Channel 4's head of news & current affairs Dorothy Byrne has asked ITN Productions to make a second investigation into alleged abuse by the government and Tamil tigers during the final weeks of the country's civil war.
The Jon Snow-fronted Sri Lanka's Killing Fields featured some of the most shocking footage ever aired by Channel 4, much of which was captured on mobile phones. The violent content was so strong that media regulator Ofcom launched an investigation, which ultimately cleared the show.
Sri Lanka's Killing Fields was watched by over a million viewers in the UK this summer, and shown in more than 30 countries via the 4oD on-demand service.
The documentary was also screened at the United Nations in Geneva and New York and shown to politicians at the House of Commons, the European parliament and US Senate.
ITN's new film, under the working title Sri Lanka's Killing Fields: War Crimes Unpunished, will again be presented by Snow and feature "powerful new evidence" of war crimes. It will also question the apparent lack of international action against the government of Sri Lanka.
"I'm very proud that the new year will see a follow-up to our widely-acclaimed documentary Sri Lanka's Killing Fields," said Snow.
"We believe it shows more evidence of official complicity in war crimes and we will continue to show what we find to the world. I hope this film captures, shocks and educates in the same way as the first did."

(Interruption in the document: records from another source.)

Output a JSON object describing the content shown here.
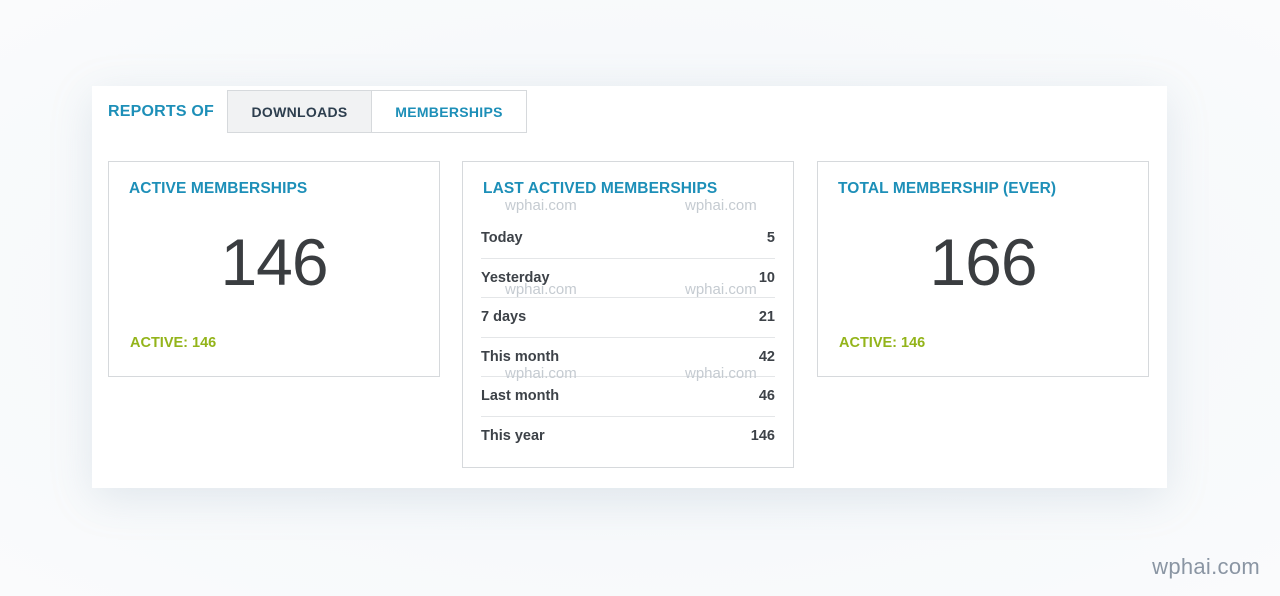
{
  "header": {
    "reports_label": "REPORTS OF",
    "tabs": [
      {
        "label": "DOWNLOADS"
      },
      {
        "label": "MEMBERSHIPS"
      }
    ]
  },
  "cards": {
    "active": {
      "title": "ACTIVE MEMBERSHIPS",
      "value": "146",
      "footer": "ACTIVE: 146"
    },
    "last": {
      "title": "LAST ACTIVED MEMBERSHIPS",
      "rows": [
        {
          "label": "Today",
          "value": "5"
        },
        {
          "label": "Yesterday",
          "value": "10"
        },
        {
          "label": "7 days",
          "value": "21"
        },
        {
          "label": "This month",
          "value": "42"
        },
        {
          "label": "Last month",
          "value": "46"
        },
        {
          "label": "This year",
          "value": "146"
        }
      ]
    },
    "total": {
      "title": "TOTAL MEMBERSHIP (EVER)",
      "value": "166",
      "footer": "ACTIVE: 146"
    }
  },
  "watermark": {
    "text": "wphai.com"
  },
  "colors": {
    "accent": "#1d8fb8",
    "active_green": "#93b41a",
    "number_dark": "#3a3d40"
  }
}
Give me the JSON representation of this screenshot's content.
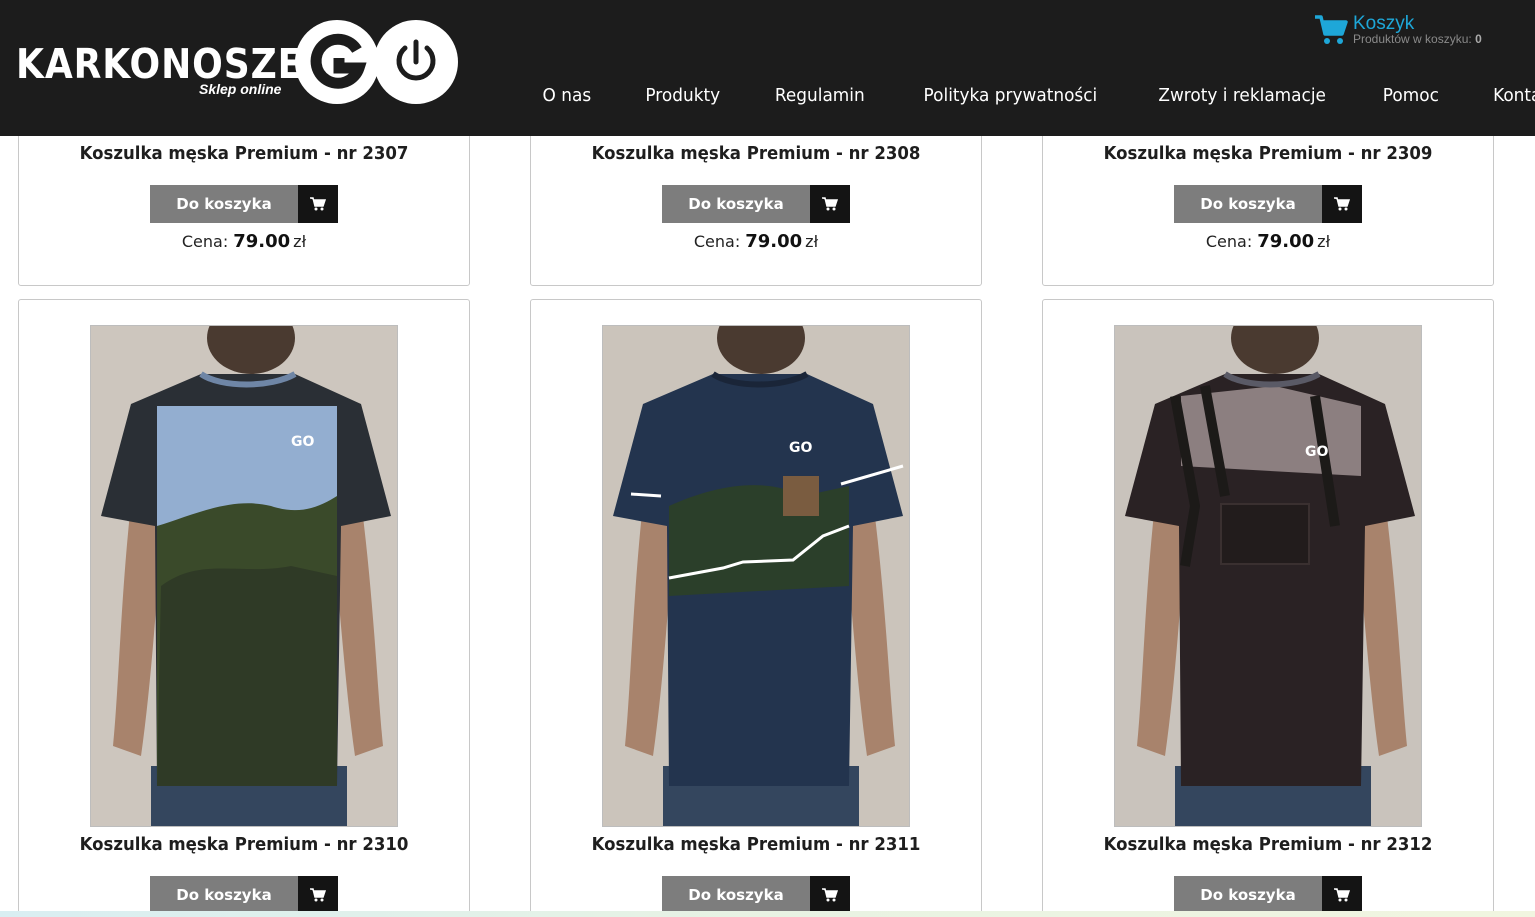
{
  "header": {
    "logo": {
      "main": "KARKONOSZE",
      "sub": "Sklep online",
      "go": "GO"
    },
    "cart": {
      "title": "Koszyk",
      "count_label": "Produktów w koszyku:",
      "count": "0",
      "accent": "#1ea7d8"
    },
    "nav": [
      "O nas",
      "Produkty",
      "Regulamin",
      "Polityka prywatności",
      "Zwroty i reklamacje",
      "Pomoc",
      "Kontakt"
    ]
  },
  "products_top": [
    {
      "name": "Koszulka męska Premium - nr 2307",
      "button": "Do koszyka",
      "price_label": "Cena:",
      "price": "79.00",
      "currency": "zł"
    },
    {
      "name": "Koszulka męska Premium - nr 2308",
      "button": "Do koszyka",
      "price_label": "Cena:",
      "price": "79.00",
      "currency": "zł"
    },
    {
      "name": "Koszulka męska Premium - nr 2309",
      "button": "Do koszyka",
      "price_label": "Cena:",
      "price": "79.00",
      "currency": "zł"
    }
  ],
  "products_bottom": [
    {
      "name": "Koszulka męska Premium - nr 2310",
      "button": "Do koszyka",
      "palette": "sky"
    },
    {
      "name": "Koszulka męska Premium - nr 2311",
      "button": "Do koszyka",
      "palette": "navy"
    },
    {
      "name": "Koszulka męska Premium - nr 2312",
      "button": "Do koszyka",
      "palette": "dark"
    }
  ],
  "colors": {
    "header_bg": "#1c1c1c",
    "button_gray": "#7d7d7d",
    "button_dark": "#141414"
  }
}
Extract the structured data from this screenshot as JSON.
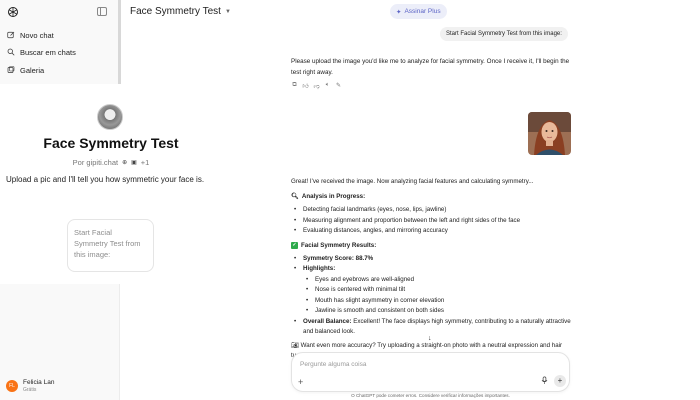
{
  "sidebar": {
    "logo_icon": "openai-logo-icon",
    "toggle_icon": "sidebar-toggle-icon",
    "items": [
      {
        "label": "Novo chat",
        "icon": "edit-icon"
      },
      {
        "label": "Buscar em chats",
        "icon": "search-icon"
      },
      {
        "label": "Galeria",
        "icon": "gallery-icon"
      }
    ],
    "user": {
      "initials": "FL",
      "name": "Felicia Lan",
      "plan": "Grátis",
      "avatar_color": "#f97316"
    }
  },
  "gpt": {
    "title": "Face Symmetry Test",
    "by": "Por gipiti.chat",
    "more_count": "+1",
    "description": "Upload a pic and I'll tell you how symmetric your face is.",
    "starter": "Start Facial Symmetry Test from this image:"
  },
  "header": {
    "title": "Face Symmetry Test",
    "upgrade_label": "Assinar Plus",
    "upgrade_color": "#5c64c6"
  },
  "messages": {
    "user1": "Start Facial Symmetry Test from this image:",
    "assistant1": "Please upload the image you'd like me to analyze for facial symmetry. Once I receive it, I'll begin the test right away.",
    "assistant2": {
      "intro": "Great! I've received the image. Now analyzing facial features and calculating symmetry...",
      "analysis_heading": "Analysis in Progress:",
      "analysis_items": [
        "Detecting facial landmarks (eyes, nose, lips, jawline)",
        "Measuring alignment and proportion between the left and right sides of the face",
        "Evaluating distances, angles, and mirroring accuracy"
      ],
      "results_heading": "Facial Symmetry Results:",
      "score_label": "Symmetry Score:",
      "score_value": "88.7%",
      "highlights_label": "Highlights:",
      "highlights": [
        "Eyes and eyebrows are well-aligned",
        "Nose is centered with minimal tilt",
        "Mouth has slight asymmetry in corner elevation",
        "Jawline is smooth and consistent on both sides"
      ],
      "balance_label": "Overall Balance:",
      "balance_text": "Excellent! The face displays high symmetry, contributing to a naturally attractive and balanced look.",
      "tip": "Want even more accuracy? Try uploading a straight-on photo with a neutral expression and hair tucked behind ears if possible."
    }
  },
  "composer": {
    "placeholder": "Pergunte alguma coisa",
    "footnote": "O ChatGPT pode cometer erros. Considere verificar informações importantes."
  }
}
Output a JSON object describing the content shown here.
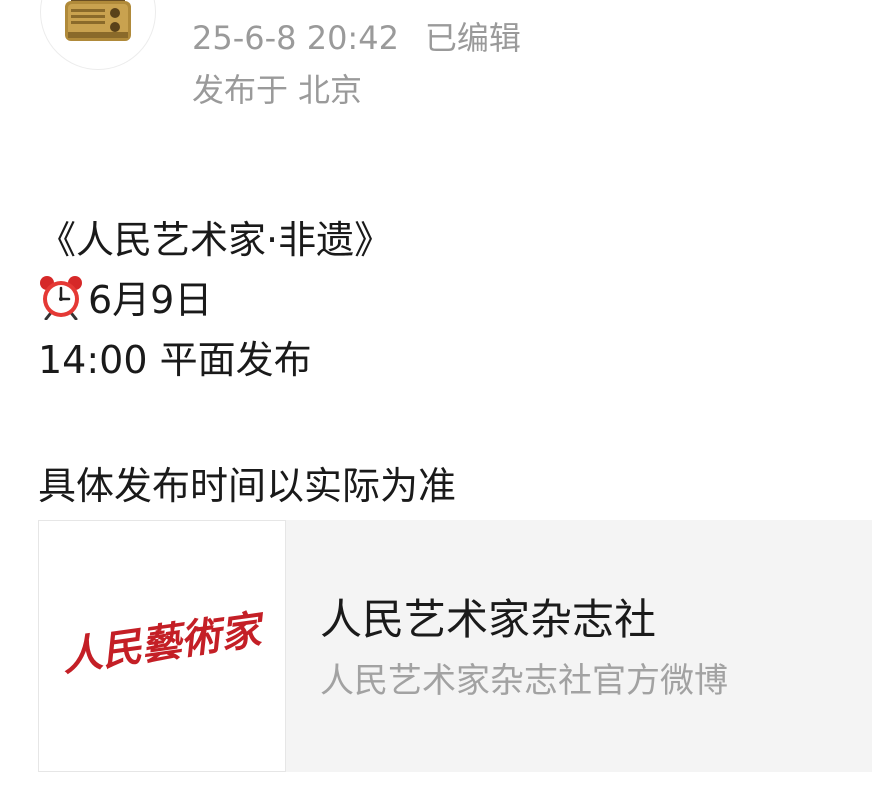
{
  "header": {
    "timestamp": "25-6-8 20:42",
    "edited_label": "已编辑",
    "published_prefix": "发布于",
    "location": "北京"
  },
  "post": {
    "line1": "《人民艺术家·非遗》",
    "date_text": "6月9日",
    "line3": "14:00 平面发布",
    "line4": "具体发布时间以实际为准",
    "alarm_icon": "alarm-clock-emoji"
  },
  "card": {
    "logo_text": "人民藝術家",
    "title": "人民艺术家杂志社",
    "subtitle": "人民艺术家杂志社官方微博"
  },
  "colors": {
    "meta_gray": "#9a9a9a",
    "text_dark": "#1a1a1a",
    "card_bg": "#f4f4f4",
    "logo_red": "#c41f26",
    "radio_gold": "#b08a3a"
  }
}
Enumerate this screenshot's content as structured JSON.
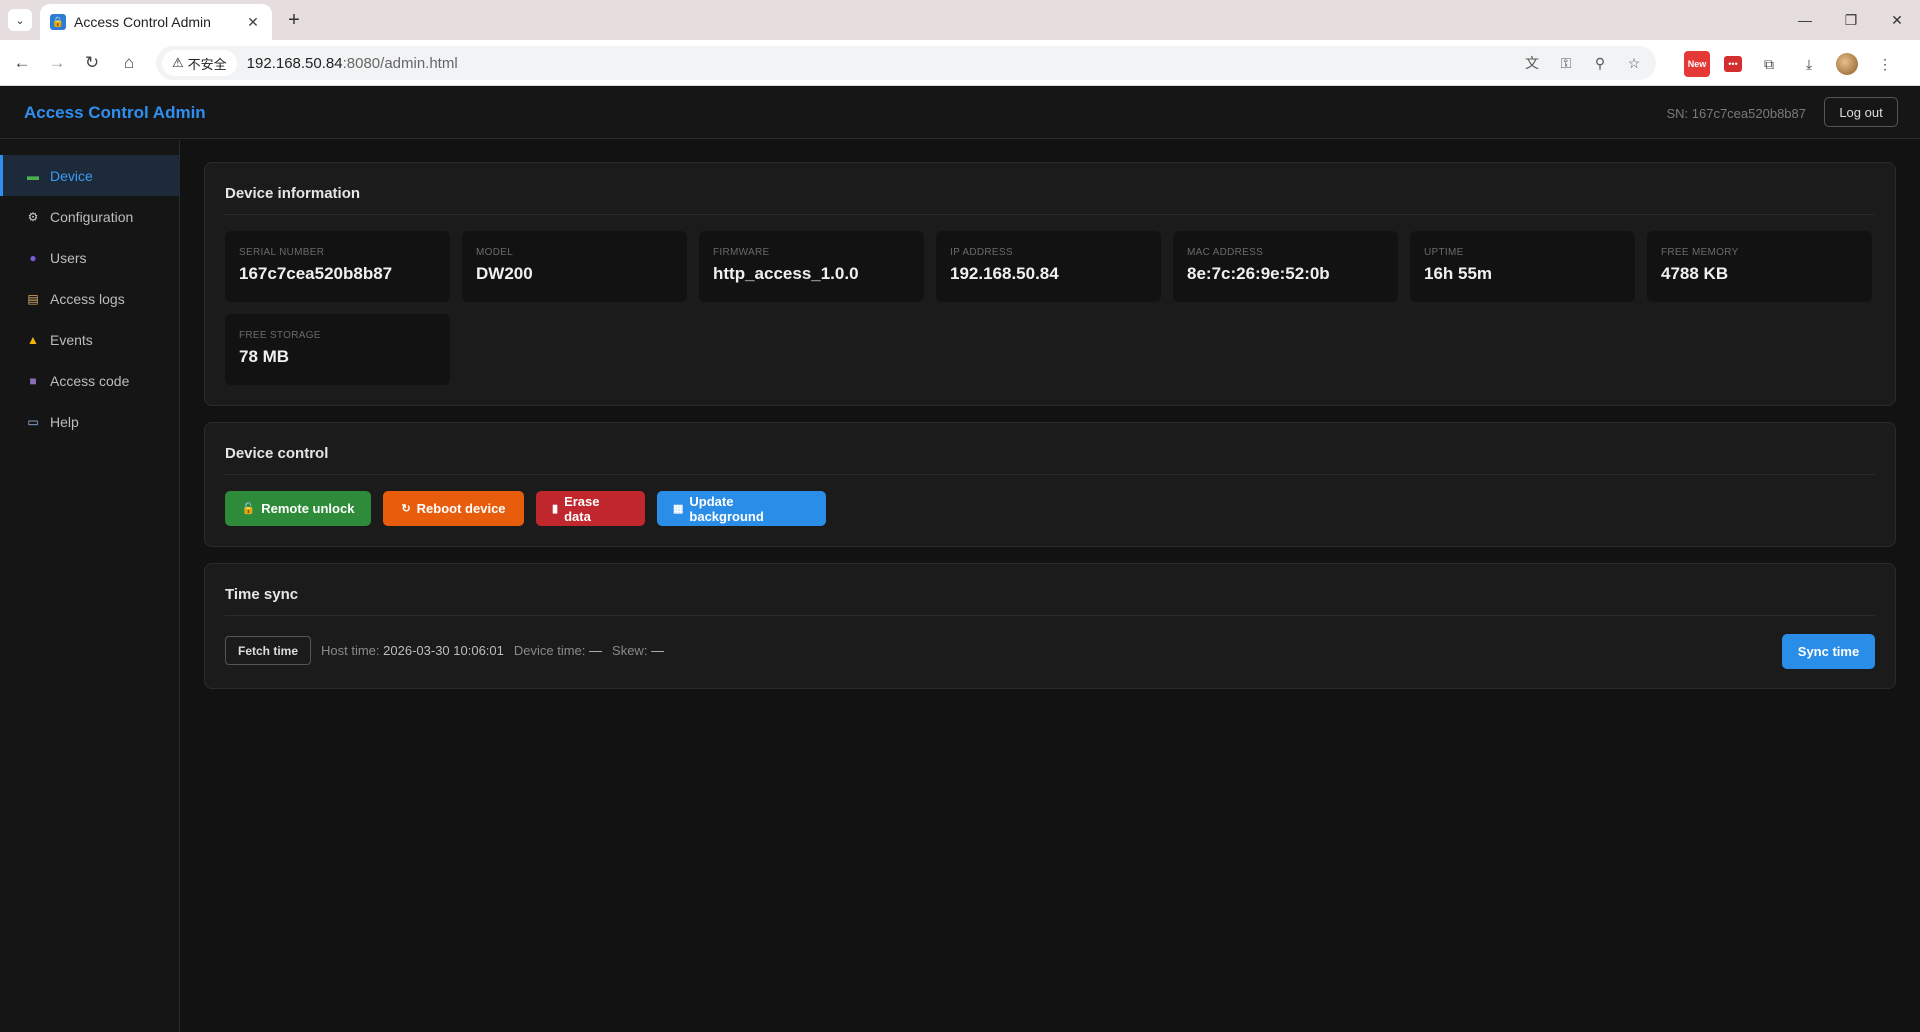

Byrne added: "The horrific revelations in Sri Lanka's Killing Fields caused concern across the globe and calls for further investigations so we decided to do just that; to continue the journalistic endeavour to find out the full truth about these terrible events."
Channel 4 has also today announced changes to the way it delivers current affairs, including renewed investment in the next-generation of investigative journalists.
The broadcaster intends to increase the "breadth and depth" of its digital media around current affairs to increase the interaction with audiences.
The flagship Dispatches strand will get a new bespoke website featuring additional content and links to discussions on social networks.
Dispatches will also increase from 30 to 40 programmes per year, including a raft of new half-hour films on a broader range of subjects.
Channel 4 chief creative officer Jay Hunt said: "Channel 4 has a young, educated audience who expect us to lead in digital innovation so we're ensuring our award-winning current affairs evolves with our audience's demands and expectations.
"More Dispatches, supported by digital platforms and enhanced access to social media, will enable us to tell more stories and hear from a greater variety of voices."
Byrne added: "We've undertaken research with our viewers and they tell us that their appetite for heavyweight journalism is as strong as ever but that they want faster, more reactive content available across a number of platforms.
"With 40 shorter programmes a year we can expand the range of subjects we cover and increase topicality. We can be fleet of foot, getting to air quickly with an original take on a story. With an increase in the volume of Dispatches we will also have greater flexibility to return to the issues viewers feel passionate about."
Channel 4 said that it will inject £250,000 into its Investigative Journalism Training Scheme to help develop the next generation of specialist journalists.